2WD vs 4WD
Are you ready to start designing your custom van, but don’t have a chassis yet? One of the biggest questions you may have is whether a 2-wheel drive vs a 4-wheel drive vehicle is the right choice. The truth is, it all depends on how you ultimately plan to use it. Check out the information below to see the pros and cons of choosing a 2-wheel drive chassis.
“THERE HASN’T BEEN A DAY WHEN I’VE TURNED AROUND WHEN DRIVING TO A SKI RESORT.”
— DANNY E, 2WD van owner
2-WHEEL DRIVE PROS:
With less weight in the front (about 270lb less compared to a 4WD), the 2WD chassis gets better fuel economy than 4WD. On long haul trips, this savings really adds up, especially if you’re using your van as a daily driver.
2WD vans typically cost around $10k less than a 4WD.
2WD Mercedes-Benz Sprinter chassis are much easier to source than 4WD. This is due to the low amount of 4WD chassis Mercedes-Benz imports each year. Wait lists for 4WD chassis can be extremely long, some lasting up to 6 months. 2WD vans are much more readily available — we even have three 2WD vans available at our shop.

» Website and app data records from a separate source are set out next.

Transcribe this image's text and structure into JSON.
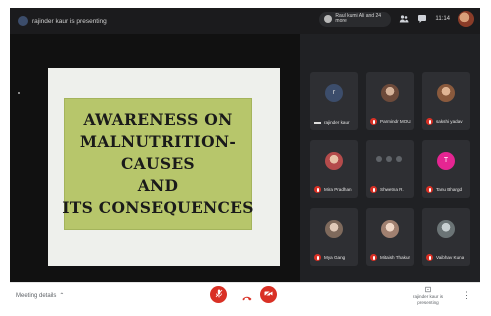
{
  "topbar": {
    "presenter_text": "rajinder kaur is presenting",
    "notice_text": "Raul kumi Ali and 24 more",
    "time": "11:14"
  },
  "slide": {
    "lines": [
      "AWARENESS ON",
      "MALNUTRITION-",
      "CAUSES",
      "AND",
      "ITS CONSEQUENCES"
    ]
  },
  "participants": [
    {
      "name": "rajinder kaur",
      "initial": "r",
      "muted": false,
      "color": "#3c4d6b"
    },
    {
      "name": "Parmindr MOUAT",
      "initial": "",
      "muted": true,
      "color": "#8b6a55"
    },
    {
      "name": "sakshi yadav",
      "initial": "",
      "muted": true,
      "color": "#a8734f"
    },
    {
      "name": "Mira Pradhan",
      "initial": "",
      "muted": true,
      "color": "#c26a6a"
    },
    {
      "name": "Shwetna R.",
      "initial": "",
      "muted": true,
      "color": "#5f6368"
    },
    {
      "name": "Tanu Bhargd",
      "initial": "T",
      "muted": true,
      "color": "#e52592"
    },
    {
      "name": "Mya Gang",
      "initial": "",
      "muted": true,
      "color": "#b7a89a"
    },
    {
      "name": "Mitaish Thakur",
      "initial": "",
      "muted": true,
      "color": "#c8b3a5"
    },
    {
      "name": "Vaibhav Kuna",
      "initial": "",
      "muted": true,
      "color": "#9da6a8"
    }
  ],
  "bottombar": {
    "meeting_details": "Meeting details",
    "present_label": "rajinder kaur is presenting"
  },
  "colors": {
    "accent_red": "#d93025",
    "slide_box": "#b7c66b"
  },
  "icons": [
    "people-icon",
    "chat-icon",
    "mic-off-icon",
    "call-end-icon",
    "camera-off-icon",
    "present-icon",
    "more-vert-icon"
  ]
}
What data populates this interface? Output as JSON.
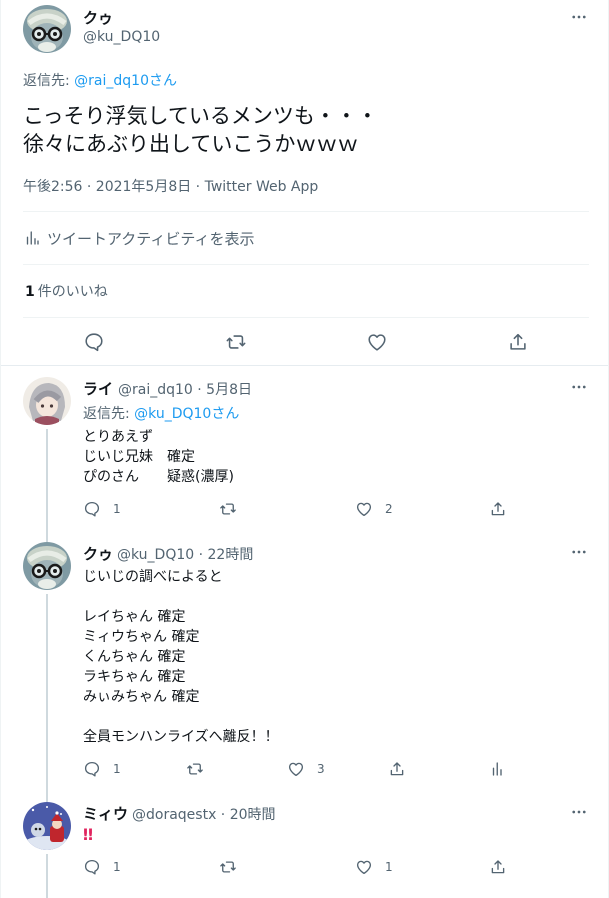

Winter: With the right tires (such as studded or non-studded winter tires), a good amount of weight over the rear axle, and some winter driving smarts behind the wheel, 2WD vans are able to handle snowy and icy conditions. For extreme snow conditions on challenging roads, we recommend carrying a set of chains as back-up.
Dirt Roads: With the right tires (like all-terrain), 2WD vans can handle gravel roads and slightly rutted dirt roads, as long as they’re not extremely muddy.
Though the 4WD chassis may look like it has more ground clearance than a 2WD because the body height is lifted about 3-4” higher, the actual driveline is the same, so the ground clearance is equal.
“With the right tires, I’ve found that I’ve rarely needed to chain up in the winter months while enjoying better gas mileage on dry roads and highways when I’ve needed to cover some ground.”
— Chi M, 2WD van owner
2-WHEEL DRIVE CONS:
Winter: If the conditions are extreme or the pitch of the roadway is challenging, gaining momentum in a 2WD may prove difficult as compared to a 4WD. This is why we recommend carrying a set of chains as back-up for these situations.
Dirt Roads: If the road is extremely muddy, rutted, or rocky it is not recommended to take a 2WD van on it. The risk of getting stuck is very high. Due to the van’s large size, it’s difficult to go true rock-crawling in a van, anyway.
Because of a 2WD van’s difficulty handling the conditions listed above, it’s imperative that you plan for where you’re going before you go. Knowing what’s down that dirt road or what winter weather may be incoming is very important when planning a trip in a 2WD van. If you’re planning driving your 2WD van on remote, potentially rugged BLM or Forest Service roads that you’re unfamiliar with, always use your best judgement and carry essential off-road recovery gear. We recommend carrying a shovel, traction boards, tow straps and shackles.